Next, we used wood screws to attach the short end pieces to the long side pieces. We used three screws on each end to secure the boards. Then we set them in place in our yard. Next, we used cheap plastic drop cloths from the local Dollar store to "line" the insides of the boards. I just folded the cloths into long strips and stapled them onto the inner sides of the boards. I did this to help keep moisture and soil from contacting the surface of the boards, and to help preserve the boards a little better.
Staple plastic to inner sides of boards
Staple plastic to inner sides of boards
Next, I used large pieces of cardboard to completely line the bottom and sides of the beds. I have been using cardboard instead of plastic as a weed barrier for several years and I love it. It works wonderfully, and you can just use old boxes, etc so it is free as well.
Line the beds with cardboard
Line the beds with cardboard
Next, I filled each of the beds with topsoil that I purchased at Lowes. I used standard topsoil, and just poured it right into the beds. It took about 6 bags of topsoil for each bed.
Filling the beds with topsoil
Filling the beds with topsoil
Continue filling the beds until they are almost completely full. I planned to cover mine with mulch, so I left a couple of inches of space at the top.
Beds completely filled with soil
Beds completely filled with soil
Next, I planted my various herb plants with lots of help from Boudreaux...my little garden helper.
build two raised herb gardens for less than 50
The final step was to cover the surface of the beds with mulch. I just spread it evenly across the top of the beds. It didn't take much...about one full bag for both beds.
One of the newly mulched beds
One of the newly mulched beds
Finally, I just watered the plants as needed. Luckily, there was almost no weeding needed at all over the growing season due to the use of the cardboard.
Later in the season
Later in the season
This is a picture of the beds later in the season. As you can see, the plants are all doing well and flourishing nicely. I have been able to take cuttings from all of the plants several times already, and look forward to having fresh herbs for a long time to come. This project was very reasonable to build...The lumber, dropcloths, topsoil and mulch came to about $48 all together....and the project took about 4 hours...not counting the time it took for the paint to dry.
Rosemary with Plant Marker
Rosemary with Plant Marker
This last picture shows a close up of my rosemary plant with the plant marker I made using seashells and copper wire. Check my other projects for instructions on how to make these very easily!
Any price and availability information displayed on [relevant Amazon Site(s), as applicable] at the time of purchase will apply to the purchase of this product.
Hometalk may collect a small share of sales from the links on this page. More info
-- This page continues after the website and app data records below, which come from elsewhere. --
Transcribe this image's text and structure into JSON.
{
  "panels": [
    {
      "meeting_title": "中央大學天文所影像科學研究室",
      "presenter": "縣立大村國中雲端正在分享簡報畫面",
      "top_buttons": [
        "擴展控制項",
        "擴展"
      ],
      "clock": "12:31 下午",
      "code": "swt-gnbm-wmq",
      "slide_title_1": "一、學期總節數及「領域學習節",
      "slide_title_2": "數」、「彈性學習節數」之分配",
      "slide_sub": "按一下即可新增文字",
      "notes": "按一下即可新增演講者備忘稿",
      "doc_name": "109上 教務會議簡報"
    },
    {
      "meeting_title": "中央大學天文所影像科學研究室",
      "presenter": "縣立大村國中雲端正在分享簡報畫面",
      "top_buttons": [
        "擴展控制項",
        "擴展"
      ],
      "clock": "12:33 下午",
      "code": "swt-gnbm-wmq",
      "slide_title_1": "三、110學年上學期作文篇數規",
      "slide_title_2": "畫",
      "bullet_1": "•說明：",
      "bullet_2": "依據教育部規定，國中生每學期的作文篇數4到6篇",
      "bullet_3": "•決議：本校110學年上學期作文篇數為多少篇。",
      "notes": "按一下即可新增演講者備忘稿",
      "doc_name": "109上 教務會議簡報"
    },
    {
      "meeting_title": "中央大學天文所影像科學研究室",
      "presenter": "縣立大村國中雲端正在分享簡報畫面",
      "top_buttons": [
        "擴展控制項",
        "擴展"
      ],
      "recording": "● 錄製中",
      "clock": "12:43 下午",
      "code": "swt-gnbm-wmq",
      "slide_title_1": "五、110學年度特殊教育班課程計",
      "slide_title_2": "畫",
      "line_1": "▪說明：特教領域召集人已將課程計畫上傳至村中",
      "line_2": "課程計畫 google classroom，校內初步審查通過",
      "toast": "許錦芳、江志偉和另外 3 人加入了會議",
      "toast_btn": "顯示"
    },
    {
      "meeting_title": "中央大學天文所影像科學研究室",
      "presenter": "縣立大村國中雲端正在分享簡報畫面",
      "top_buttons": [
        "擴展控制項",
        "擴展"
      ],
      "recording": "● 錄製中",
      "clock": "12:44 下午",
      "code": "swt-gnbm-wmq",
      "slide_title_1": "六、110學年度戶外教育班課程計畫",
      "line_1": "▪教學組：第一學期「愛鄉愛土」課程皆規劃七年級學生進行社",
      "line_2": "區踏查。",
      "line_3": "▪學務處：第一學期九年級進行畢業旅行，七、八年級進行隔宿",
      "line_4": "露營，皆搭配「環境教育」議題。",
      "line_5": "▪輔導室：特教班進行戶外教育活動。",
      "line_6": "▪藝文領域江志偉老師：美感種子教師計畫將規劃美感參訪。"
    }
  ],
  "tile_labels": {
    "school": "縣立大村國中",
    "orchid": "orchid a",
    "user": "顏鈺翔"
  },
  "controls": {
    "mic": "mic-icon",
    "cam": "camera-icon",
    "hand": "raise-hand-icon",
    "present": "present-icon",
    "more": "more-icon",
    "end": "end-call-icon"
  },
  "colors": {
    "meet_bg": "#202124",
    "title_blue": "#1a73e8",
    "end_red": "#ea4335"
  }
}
Have a question about this project?

2 questions
  • Weedy Tuhtanjoseph
    on Apr 26, 2018

    what type of wood? Many planks will rot out in a few years...Redwood or the new wood composites work best, cost more but endure..

    • Kathleen Callahan
      on Aug 10, 2018

      Put plastic in it like I did mines been up for 12 years no rot at all just be sure to drain holes in it and fit them with rubber hose or garden hose

  • Carol Jean Ferguson
    on Apr 26, 2018

    I'm doing a raised vegetable bed like this. Your garden seems shallow, good enough for herbs but not veggies. How deep did you dig? I would think at least 2 -3 feet for a veg root system.

    • Carol Jean Ferguson
      on Apr 30, 2018

      Amazing idea Cynthia Sazzys Breeden. I have an old cooler not being used. It's a good idea for apartment patios too.

Join the conversation

3 of 38 comments
  • Larry Lewis
    on Apr 27, 2018

    Well I'm inspired. I actually went out today to see exactly where I could put them but I need to wait for a tree to fill to see where the shade is going to land.

    • Michele Pappagallo
      on Apr 27, 2018

      Awesome! I am happy you were inspired! If your tree shades part of your raised bed area, you can still grow certain herbs or veggies in that space. Several of them do well in shade or partial shade! Best of luck to you!

  • Marga Metty
    on Jun 16, 2018

    No l like do things that don’t have power tools in them.

Your comment...